Those athletes are mandated to take three weeks off, or do three weeks of active recovery, depending on when the summer racing ended in relation to when the fall program begins. Kids who are done before the program starts are completely off, if the program has already begun when they get back from summer racing, they take active recovery time.
Because the school year in Florida begins in early August, Sarasota Crew's fall season began Aug. 12, which was even before five athletes racing at Junior Worlds were home. Galvanek said the early weeks are all about easing novices in and getting returning kids into light practices in singles.
When the full group is back on the water, the groups are mixed, but quickly self-sort by which athletes are in shape, and which are not, and then are formed into competitive training groups that row team boats.
"We start off with a mixed group of kids, go over drilling and rudimentary rowing, then we row the singles a lot," he said. "Our mission in the fall is to organize through the singles in groups of eight. Those kids that did work out are more proficient in the singles and rise to the A group, and then they row together in the eights during some practices." Galvanek said the entire focus of the fall program is base training and skill development.
The club is taking three crews to the Head of the Charles, but selection is done through a singles time trial at the end of September, and most of the fall rowing is done in small boats.

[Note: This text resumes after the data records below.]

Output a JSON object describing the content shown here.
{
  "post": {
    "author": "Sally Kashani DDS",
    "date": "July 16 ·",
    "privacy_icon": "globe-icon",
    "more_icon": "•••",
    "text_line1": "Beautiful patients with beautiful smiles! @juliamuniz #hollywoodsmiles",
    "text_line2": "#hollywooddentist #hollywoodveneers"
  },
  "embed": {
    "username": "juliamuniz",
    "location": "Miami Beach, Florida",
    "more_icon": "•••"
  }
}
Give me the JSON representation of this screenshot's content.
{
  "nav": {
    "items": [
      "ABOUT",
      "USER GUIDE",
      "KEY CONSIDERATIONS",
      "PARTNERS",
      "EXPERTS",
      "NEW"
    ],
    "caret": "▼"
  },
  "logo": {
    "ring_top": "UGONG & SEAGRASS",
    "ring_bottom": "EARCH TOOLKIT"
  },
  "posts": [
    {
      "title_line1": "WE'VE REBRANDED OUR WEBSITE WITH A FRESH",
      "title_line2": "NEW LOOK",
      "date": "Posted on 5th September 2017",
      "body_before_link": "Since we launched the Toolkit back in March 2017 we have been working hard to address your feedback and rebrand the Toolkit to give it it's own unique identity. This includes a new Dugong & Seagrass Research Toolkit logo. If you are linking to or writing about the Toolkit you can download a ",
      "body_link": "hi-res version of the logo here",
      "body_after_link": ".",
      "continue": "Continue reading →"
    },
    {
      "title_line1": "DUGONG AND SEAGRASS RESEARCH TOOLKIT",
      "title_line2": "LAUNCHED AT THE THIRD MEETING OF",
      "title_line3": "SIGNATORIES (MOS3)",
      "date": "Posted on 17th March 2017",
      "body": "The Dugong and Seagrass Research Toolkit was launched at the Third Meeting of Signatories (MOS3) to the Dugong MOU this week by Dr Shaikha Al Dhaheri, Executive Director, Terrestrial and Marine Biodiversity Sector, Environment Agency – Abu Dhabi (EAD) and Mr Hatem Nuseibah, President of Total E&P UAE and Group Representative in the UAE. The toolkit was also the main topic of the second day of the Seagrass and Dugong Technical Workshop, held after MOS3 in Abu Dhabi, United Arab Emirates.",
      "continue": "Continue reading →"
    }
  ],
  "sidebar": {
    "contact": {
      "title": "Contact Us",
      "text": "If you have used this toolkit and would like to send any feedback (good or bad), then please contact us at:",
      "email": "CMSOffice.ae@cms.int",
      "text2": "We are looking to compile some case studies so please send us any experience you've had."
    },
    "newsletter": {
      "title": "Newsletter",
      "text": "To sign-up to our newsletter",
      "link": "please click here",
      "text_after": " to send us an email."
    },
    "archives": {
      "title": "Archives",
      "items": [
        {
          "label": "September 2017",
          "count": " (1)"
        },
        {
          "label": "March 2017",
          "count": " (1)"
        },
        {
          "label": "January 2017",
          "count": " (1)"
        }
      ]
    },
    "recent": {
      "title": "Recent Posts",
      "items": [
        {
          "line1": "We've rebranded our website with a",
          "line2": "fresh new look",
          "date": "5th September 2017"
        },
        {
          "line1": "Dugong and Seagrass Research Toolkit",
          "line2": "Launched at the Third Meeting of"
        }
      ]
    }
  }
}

"It's not real hard to sort them out," he said. "They quickly come to terms with where they are, if they sat on the couch playing video games all summer, then they struggle in say the H group, if they worked out or rowed, or even just did some steady state in the single, then they are in the C group or up."
Sarasota Crew men's eight at 2018 Youth Nationals
Of the three age levels of rowing, masters are the most focused on racing in the fall, and among the competitive groups, there is very little training time off from summer to fall, if any, because the peak racing events for masters is the Master's National Championship and the fall head races.
Masters programs, like high schools, vary in size and competitive levels. One example of a program that races a lot is Greenwich Crew, which had 54 crews entered in the National Championship.
According to head masters coach Darren Gary, there is no time off from training between the summer and fall events, and the training for both are done pretty much at the same time, with speed and racing work days followed by volume days
"It's a unique challenge for masters, compared to juniors and college kids, because of the fact that our two main seasons are back to back to each other. Masters Nationals is late to mid-August and then our first race of the fall is two to three weeks later. It definitely makes it tricky," he said.
"We do a lot of volume in the spring and the summer, and we just have to train concurrently. On days we're training for masters nationals, doing 500-meter pieces, or lining up boats to race and do starts, the next day might be that long 15k steady state row, gearing up for the fall, before nationals even happens.
"We include a lot of that in our recovery days, or just long steady state days focusing in on what it's going to be like in the fall, because it is a very short transition period."
Gary said that while there is a large group of racing members, there are also new members or masters that have been off and need time to get back into shape.
For those rowers, Gary runs separate practice times, and as people advance along their particular curve, they can move into the more competitive time slot, which row at dawn. The less advanced groups row at different times later in the morning, with the novices going the latest.
"I think for the later groups, practice is less about the racing, so that's where we bring in our newer rowers and have learn to row sessions," he said. "After we get through that, the hope is three to four transition to the earlier groups."